Prompt:
Wherever the word "title" turns up in a line of the entries, copy that line.

(Entries shown begins)

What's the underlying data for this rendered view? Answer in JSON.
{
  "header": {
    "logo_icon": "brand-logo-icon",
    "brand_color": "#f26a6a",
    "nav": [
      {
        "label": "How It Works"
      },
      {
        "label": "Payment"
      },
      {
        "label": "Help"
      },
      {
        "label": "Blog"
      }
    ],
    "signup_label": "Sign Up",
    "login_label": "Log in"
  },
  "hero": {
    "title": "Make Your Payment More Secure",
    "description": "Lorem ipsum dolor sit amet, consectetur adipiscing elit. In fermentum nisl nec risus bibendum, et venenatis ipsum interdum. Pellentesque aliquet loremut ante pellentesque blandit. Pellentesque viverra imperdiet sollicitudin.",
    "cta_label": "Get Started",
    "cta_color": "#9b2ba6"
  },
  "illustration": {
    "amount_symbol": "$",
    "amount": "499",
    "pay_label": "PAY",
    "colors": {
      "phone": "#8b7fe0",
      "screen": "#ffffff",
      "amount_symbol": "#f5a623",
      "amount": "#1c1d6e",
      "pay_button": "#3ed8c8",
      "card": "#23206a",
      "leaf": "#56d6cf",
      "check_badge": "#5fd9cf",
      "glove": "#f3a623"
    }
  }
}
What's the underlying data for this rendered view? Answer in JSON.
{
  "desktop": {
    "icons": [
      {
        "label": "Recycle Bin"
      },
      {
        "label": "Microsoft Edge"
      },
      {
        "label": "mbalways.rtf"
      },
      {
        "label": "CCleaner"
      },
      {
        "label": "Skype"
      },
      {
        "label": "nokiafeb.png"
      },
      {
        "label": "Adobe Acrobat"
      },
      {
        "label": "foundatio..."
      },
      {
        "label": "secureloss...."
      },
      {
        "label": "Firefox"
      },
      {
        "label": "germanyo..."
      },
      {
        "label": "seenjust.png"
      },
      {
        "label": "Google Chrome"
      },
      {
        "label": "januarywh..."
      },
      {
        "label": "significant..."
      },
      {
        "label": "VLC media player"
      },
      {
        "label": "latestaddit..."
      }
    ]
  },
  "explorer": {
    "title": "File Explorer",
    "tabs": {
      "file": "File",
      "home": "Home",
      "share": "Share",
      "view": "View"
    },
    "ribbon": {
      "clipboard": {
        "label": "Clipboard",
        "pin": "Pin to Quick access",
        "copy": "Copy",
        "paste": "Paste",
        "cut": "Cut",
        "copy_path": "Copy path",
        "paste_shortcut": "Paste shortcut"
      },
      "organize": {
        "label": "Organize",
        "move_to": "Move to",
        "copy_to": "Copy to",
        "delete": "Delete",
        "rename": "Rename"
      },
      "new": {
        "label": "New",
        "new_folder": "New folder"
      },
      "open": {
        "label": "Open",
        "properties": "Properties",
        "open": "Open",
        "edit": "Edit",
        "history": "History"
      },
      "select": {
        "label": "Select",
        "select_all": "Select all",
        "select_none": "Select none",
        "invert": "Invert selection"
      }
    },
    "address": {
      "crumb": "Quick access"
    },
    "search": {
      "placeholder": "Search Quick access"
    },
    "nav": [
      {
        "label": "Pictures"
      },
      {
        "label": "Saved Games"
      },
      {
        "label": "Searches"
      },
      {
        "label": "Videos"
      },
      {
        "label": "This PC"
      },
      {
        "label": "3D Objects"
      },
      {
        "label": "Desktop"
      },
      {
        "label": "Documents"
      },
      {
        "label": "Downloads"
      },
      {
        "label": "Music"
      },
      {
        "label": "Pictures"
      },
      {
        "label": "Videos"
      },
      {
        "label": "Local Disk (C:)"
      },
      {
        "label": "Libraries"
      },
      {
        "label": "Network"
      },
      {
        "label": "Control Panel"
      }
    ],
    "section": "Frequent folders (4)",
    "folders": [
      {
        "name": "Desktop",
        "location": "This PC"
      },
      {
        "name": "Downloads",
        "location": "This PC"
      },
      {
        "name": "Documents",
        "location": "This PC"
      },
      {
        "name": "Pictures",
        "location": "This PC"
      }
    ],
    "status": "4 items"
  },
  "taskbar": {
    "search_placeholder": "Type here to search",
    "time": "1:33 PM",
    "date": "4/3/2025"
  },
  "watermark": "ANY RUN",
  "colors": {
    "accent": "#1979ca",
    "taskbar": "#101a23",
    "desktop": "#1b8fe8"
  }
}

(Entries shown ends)

Your solution:
    "title": "Make Your Payment More Secure",
    "title": "File Explorer",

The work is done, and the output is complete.